As we scuttle further down the digital timeline, there is another popular quote that made it into the zeitgeist. It was from Jonathan Perelman in 2015. He says:
“Content is king, but distribution is queen and she wears the pants. It’s not nearly enough to create a good piece of content. You have to understand how content spreads across the web.”
This is very true in the sense that for people to be informed, inspired or entertained by a piece of content, they have to first be aware of its existence. But in the end this further builds on Gate’s point of attracting attention. Distribution in its pure sense is providing content to people who want it – think magazine subscriptions. Slightly less pure is providing it to people who might be interested based on their habits and tendencies. But building a subscriber list and tailoring a targeted ad campaign take time and usually lead to less impressive vanity metrics. So instead, distribution has devolved to be no more than spray and pray.
Right in the middle of these two statements came a third by Jeff Jarvis in 2005. Jarvis distills both thoughts down and gives us something that brings us closer to where we should have started. He said:
“In our post-scarcity world, distribution is not king, and neither is content. Conversation is the kingdom, and trust is the king.”
For the first time in the history of our short and sweet digital marketing mantras, we have something that calls not just for attracting attention but for creating engagement – and not just engagement as in a percentage of people who may have accidentally clicked on a link only to quickly abandon path after actually seeing what it was. No, engagement as in conversation. As in someone feeling so provoked by an experience they want to become part of it. Dialogue is the true engagement. And then we have trust, the new king Jarvis crowns. Trust is what keeps the conversation going. Trust keeps you from having to show up at someone’s door unannounced and instead gets you invited to the party.
So where are we now?
Now we’re in an era where content has to mature to something greater than simply form – to something greater than a semblance of meaning. The gimmicks no longer hold water. They are just taking up space and that is something we have little of today.
So content became space filler. But abundance has lost its allure and the marginal utility value of the never-ending scroll has exhausted itself. It’s time again to remember quality. And not just for some altruistic ploy to better the world (though that should be enough), but for better business practices.
Quality has again become the key to strategy. In every algorithm update on social, brands are penalized for being promoters. It takes more money to get your content in front of the same people you did just months ago. And the return on those impressions are getting smaller and smaller because we spend more of our time focused on how to attract attention rather than creating something of value that holds attention.
When was the last time you read, watched or heard something of value? Like real value – not “value” like you would say to a co-worker to hit on a corporate buzz word. But real value that stuck with you. Value that made you reconsider some things. Made you reframe your perspective on life, and what you do or how you do it. Not many times. But that is what content should do. And, yes, we cannot make life-changing content every day. So we shouldn’t.

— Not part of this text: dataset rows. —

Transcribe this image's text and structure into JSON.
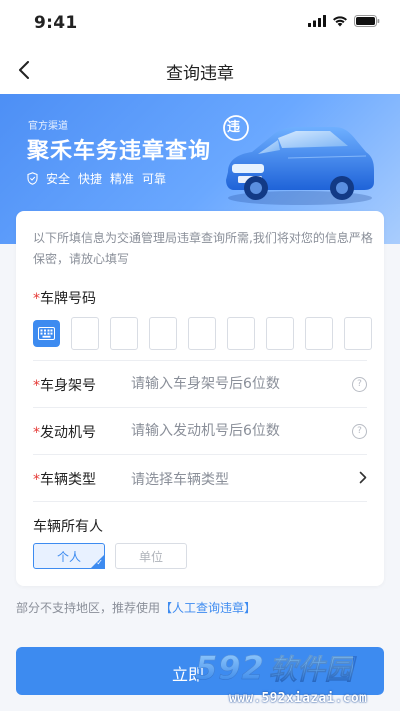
{
  "status_bar": {
    "time": "9:41"
  },
  "nav": {
    "title": "查询违章"
  },
  "banner": {
    "subtitle": "官方渠道",
    "title": "聚禾车务违章查询",
    "tags": [
      "安全",
      "快捷",
      "精准",
      "可靠"
    ],
    "badge_char": "违"
  },
  "form": {
    "notice": "以下所填信息为交通管理局违章查询所需,我们将对您的信息严格保密，请放心填写",
    "plate_label": "车牌号码",
    "required_mark": "*",
    "frame_label": "车身架号",
    "frame_placeholder": "请输入车身架号后6位数",
    "engine_label": "发动机号",
    "engine_placeholder": "请输入发动机号后6位数",
    "vehicle_type_label": "车辆类型",
    "vehicle_type_placeholder": "请选择车辆类型",
    "help_glyph": "?",
    "owner_label": "车辆所有人",
    "owner_options": [
      "个人",
      "单位"
    ],
    "owner_selected": "个人"
  },
  "footer": {
    "note": "部分不支持地区，推荐使用",
    "link": "【人工查询违章】"
  },
  "submit": {
    "label": "立即"
  },
  "watermark": {
    "numbers": "592",
    "text": "软件园",
    "url": "www.592xiazai.com"
  },
  "colors": {
    "primary": "#3d8bf0",
    "required": "#e53935",
    "background": "#f4f6fa"
  }
}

Content is not king. Value is king. The awe-inspiring is king. The plot twist, surprise ending, emotional roller coaster is king. The smile is king. The laugh out loud not LOL is king.